After a while, the dirt path hits a paved road in Koudoura. From there it was 8 km of road walking to Paleochora. Most of it was on a bigger road with cars going fast and cutting corners. It was unpleasant and annoying. I hit Paleochora on my last feet.
Traveling in January to summer destinations meant all my accommodations were with no heating. Some of them had heaters combined with AC some had nothing. Right after the sunset, it was getting cold very fast which combined with being tired meant shivering from cold. A hot shower can help but only for a short moment. I buried myself under a comforter and blankets to try and get warmer.
The next day I slept in and woke up to a full-blown infection. I felt feverish and all my body was aching. I found a pharmacy and bought whatever meds I could. It was a lovely, sunny and warm day but I walked around in my down puffy, I just couldn’t get warm.

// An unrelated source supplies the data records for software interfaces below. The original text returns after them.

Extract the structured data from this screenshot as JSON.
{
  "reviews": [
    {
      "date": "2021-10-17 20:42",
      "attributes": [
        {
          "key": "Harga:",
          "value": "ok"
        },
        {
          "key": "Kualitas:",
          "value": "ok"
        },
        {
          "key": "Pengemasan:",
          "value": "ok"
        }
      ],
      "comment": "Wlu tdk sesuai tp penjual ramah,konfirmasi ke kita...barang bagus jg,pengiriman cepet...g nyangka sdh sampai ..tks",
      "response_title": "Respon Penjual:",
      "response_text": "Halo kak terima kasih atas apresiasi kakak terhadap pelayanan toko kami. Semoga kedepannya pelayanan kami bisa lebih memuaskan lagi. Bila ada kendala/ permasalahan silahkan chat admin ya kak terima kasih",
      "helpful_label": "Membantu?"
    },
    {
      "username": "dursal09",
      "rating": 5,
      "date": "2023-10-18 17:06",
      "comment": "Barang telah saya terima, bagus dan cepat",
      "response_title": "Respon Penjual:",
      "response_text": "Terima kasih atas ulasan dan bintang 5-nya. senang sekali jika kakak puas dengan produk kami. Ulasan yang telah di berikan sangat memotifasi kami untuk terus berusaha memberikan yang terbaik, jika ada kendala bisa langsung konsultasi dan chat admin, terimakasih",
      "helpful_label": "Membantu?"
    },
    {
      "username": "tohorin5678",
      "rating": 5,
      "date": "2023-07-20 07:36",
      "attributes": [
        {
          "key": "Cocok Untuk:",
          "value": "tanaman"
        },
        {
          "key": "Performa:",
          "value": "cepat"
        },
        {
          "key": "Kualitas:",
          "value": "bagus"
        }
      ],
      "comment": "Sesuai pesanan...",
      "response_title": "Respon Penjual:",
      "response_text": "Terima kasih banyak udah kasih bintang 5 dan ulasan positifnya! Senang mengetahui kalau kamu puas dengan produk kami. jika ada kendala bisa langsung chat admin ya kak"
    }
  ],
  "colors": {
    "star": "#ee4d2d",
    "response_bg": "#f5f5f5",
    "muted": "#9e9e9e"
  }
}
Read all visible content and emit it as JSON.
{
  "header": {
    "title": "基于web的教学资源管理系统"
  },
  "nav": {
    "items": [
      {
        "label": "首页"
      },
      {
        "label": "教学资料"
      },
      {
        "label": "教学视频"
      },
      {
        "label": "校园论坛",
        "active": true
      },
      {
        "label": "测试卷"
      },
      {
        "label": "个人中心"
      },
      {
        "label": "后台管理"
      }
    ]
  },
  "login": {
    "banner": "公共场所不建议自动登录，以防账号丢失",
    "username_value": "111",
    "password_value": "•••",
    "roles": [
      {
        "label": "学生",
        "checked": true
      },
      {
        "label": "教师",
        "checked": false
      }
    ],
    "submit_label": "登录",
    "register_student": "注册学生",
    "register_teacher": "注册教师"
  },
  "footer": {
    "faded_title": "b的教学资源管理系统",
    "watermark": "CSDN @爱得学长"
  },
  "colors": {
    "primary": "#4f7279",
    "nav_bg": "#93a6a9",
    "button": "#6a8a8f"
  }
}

I wandered around the town a bit and really liked it. It is obviously a tourist destination with many hotels and restaurants of which many were closed for the winter, but it’s big enough to have a regular life in off-season, too. I could do some shopping and rested a lot. Infection or not – I had to move on the next day.